Records from a collection -
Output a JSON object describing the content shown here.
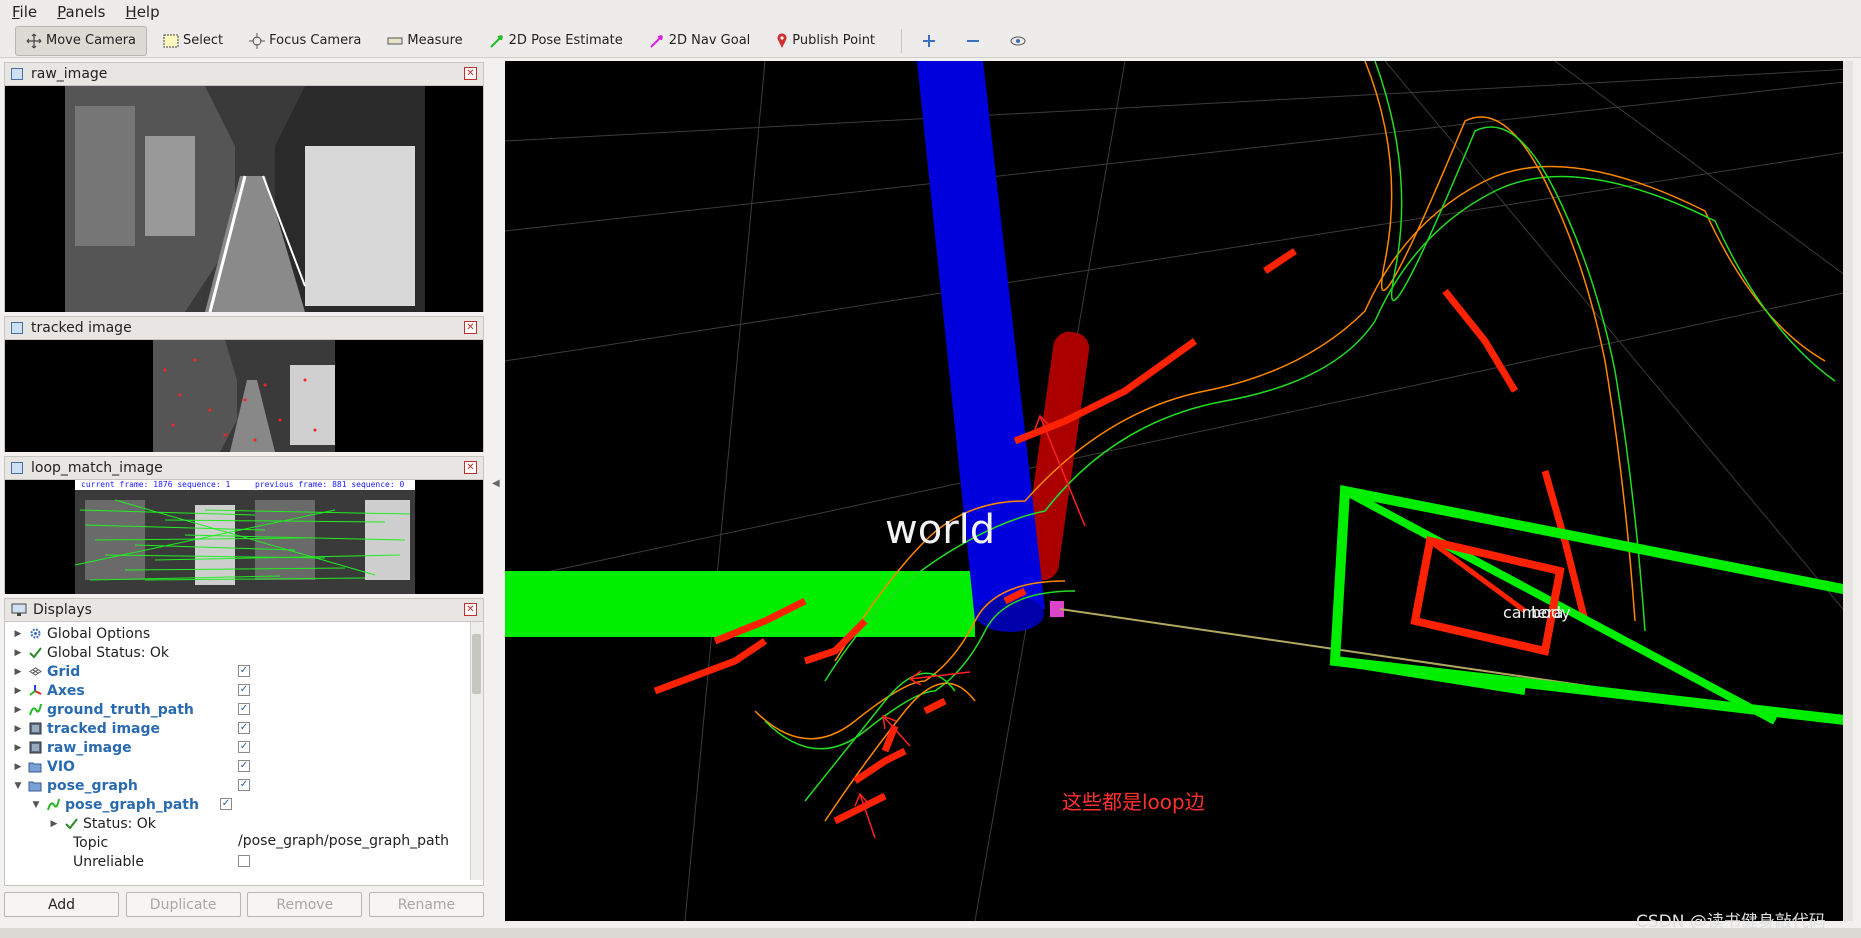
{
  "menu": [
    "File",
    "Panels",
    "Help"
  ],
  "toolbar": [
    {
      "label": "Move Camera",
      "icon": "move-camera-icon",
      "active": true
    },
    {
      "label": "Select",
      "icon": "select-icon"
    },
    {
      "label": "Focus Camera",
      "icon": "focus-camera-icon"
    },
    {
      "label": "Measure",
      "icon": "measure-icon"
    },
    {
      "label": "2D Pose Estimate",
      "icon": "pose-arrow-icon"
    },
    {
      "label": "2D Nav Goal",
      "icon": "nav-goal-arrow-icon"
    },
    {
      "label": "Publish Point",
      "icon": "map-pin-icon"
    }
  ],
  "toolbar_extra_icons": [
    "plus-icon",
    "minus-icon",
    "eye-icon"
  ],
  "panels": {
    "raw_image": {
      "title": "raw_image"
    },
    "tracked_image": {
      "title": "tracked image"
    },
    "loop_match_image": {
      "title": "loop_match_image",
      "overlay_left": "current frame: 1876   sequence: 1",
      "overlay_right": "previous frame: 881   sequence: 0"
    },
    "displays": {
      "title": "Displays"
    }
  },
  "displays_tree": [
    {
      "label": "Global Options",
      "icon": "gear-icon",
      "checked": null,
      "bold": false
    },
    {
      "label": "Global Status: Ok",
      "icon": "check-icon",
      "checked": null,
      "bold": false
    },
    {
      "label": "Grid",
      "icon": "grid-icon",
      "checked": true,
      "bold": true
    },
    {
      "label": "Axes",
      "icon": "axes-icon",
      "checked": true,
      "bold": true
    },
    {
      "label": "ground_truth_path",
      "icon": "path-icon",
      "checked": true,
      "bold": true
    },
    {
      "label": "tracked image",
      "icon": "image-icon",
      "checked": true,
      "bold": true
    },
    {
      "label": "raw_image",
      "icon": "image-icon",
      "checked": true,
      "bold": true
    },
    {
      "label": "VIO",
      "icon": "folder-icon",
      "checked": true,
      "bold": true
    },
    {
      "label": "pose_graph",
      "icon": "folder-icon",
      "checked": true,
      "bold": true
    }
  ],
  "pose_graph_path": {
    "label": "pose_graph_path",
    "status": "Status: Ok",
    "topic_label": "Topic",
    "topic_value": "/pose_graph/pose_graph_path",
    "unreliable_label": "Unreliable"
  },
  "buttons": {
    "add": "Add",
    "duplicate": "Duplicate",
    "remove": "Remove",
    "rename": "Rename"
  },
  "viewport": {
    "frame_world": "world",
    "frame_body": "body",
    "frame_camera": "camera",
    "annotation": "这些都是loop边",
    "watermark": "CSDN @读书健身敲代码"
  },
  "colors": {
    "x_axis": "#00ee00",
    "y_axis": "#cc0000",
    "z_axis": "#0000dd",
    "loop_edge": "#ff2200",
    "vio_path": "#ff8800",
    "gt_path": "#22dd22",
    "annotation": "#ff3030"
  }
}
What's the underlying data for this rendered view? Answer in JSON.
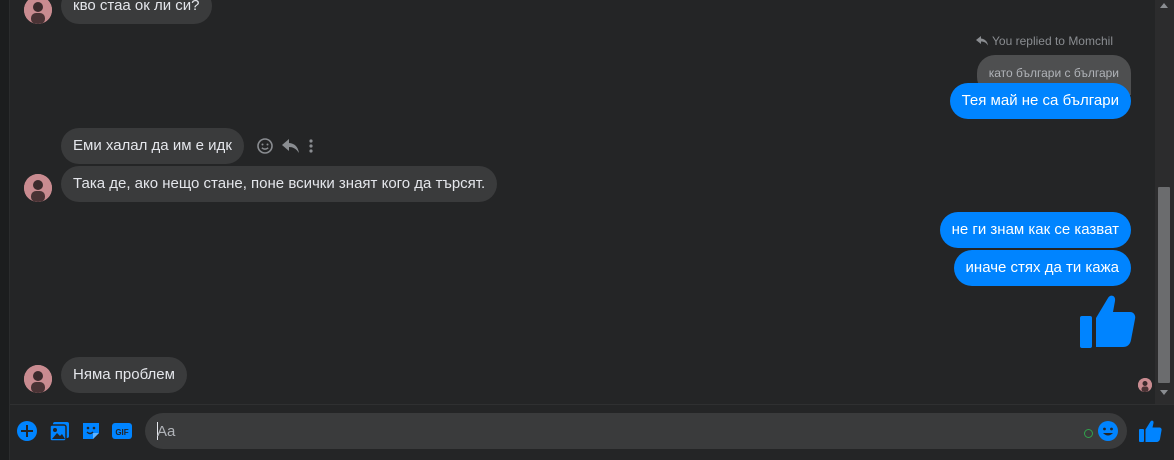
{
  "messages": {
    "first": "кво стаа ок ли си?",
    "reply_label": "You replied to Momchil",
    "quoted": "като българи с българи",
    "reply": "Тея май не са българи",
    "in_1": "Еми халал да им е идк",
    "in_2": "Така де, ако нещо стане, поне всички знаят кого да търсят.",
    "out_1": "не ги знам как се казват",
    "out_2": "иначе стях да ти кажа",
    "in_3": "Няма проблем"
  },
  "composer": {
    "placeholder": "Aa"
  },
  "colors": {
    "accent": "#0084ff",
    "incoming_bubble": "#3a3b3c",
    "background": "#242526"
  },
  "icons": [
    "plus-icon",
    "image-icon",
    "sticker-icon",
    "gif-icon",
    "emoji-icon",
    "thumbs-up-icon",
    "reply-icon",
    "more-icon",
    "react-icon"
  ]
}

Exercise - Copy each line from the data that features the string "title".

Output of the exercise -
      "title": "raw_image"
      "title": "tracked image"
      "title": "loop_match_image",
      "title": "Displays"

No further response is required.